What you will do:
Every line that contains the word "header" should be copied from the records below.

The records:

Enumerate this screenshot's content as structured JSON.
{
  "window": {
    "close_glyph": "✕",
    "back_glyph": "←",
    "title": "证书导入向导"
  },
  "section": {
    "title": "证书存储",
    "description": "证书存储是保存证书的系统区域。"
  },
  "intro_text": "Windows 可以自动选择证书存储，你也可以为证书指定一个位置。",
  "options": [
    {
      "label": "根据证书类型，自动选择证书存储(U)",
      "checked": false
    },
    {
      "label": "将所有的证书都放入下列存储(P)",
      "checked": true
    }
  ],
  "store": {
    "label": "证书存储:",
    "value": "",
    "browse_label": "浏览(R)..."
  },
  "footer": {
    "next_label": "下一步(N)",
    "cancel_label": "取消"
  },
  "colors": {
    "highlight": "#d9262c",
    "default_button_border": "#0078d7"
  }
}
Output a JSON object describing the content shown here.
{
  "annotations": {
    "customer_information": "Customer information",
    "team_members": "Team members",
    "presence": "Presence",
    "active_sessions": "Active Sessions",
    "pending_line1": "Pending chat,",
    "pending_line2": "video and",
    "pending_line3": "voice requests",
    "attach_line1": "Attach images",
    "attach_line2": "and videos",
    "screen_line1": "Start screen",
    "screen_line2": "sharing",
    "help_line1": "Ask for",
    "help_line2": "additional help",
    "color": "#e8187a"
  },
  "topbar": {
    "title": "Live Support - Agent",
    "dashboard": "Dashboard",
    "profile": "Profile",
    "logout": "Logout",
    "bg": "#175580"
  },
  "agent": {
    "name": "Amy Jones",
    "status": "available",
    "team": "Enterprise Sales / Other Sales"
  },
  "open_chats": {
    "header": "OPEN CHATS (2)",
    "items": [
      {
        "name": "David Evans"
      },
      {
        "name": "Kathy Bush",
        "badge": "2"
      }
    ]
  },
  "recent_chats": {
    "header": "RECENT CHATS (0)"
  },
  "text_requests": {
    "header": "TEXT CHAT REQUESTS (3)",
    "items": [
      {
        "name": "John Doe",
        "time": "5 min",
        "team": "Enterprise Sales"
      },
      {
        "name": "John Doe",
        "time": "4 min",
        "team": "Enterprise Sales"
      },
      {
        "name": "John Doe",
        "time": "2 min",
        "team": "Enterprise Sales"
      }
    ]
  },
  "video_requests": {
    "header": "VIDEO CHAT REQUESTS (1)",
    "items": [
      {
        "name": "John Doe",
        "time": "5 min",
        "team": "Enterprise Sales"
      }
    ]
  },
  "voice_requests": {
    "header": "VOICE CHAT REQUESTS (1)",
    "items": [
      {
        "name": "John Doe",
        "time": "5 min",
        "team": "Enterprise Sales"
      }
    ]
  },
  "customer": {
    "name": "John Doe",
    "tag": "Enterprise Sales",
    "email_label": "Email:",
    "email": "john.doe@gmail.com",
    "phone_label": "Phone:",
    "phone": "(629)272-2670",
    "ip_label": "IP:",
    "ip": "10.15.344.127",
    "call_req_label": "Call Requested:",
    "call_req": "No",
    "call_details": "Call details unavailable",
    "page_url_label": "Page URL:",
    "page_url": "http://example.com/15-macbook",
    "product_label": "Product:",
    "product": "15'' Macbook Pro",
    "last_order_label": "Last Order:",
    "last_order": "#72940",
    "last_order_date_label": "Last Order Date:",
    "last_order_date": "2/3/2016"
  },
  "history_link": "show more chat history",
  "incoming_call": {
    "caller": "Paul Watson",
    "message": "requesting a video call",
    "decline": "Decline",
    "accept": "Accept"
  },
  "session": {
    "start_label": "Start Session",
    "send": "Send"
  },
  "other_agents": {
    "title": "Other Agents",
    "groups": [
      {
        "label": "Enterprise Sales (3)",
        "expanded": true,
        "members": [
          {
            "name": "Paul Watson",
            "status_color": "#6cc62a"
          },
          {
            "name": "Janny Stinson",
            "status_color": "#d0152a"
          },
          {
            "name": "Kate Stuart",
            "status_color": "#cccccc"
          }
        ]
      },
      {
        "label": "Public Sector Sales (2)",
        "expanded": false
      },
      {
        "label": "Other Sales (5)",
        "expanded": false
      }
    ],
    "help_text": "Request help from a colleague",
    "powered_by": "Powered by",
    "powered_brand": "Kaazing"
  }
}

Answer to this task:
    "header": "OPEN CHATS (2)",
    "header": "RECENT CHATS (0)"
    "header": "TEXT CHAT REQUESTS (3)",
    "header": "VIDEO CHAT REQUESTS (1)",
    "header": "VOICE CHAT REQUESTS (1)",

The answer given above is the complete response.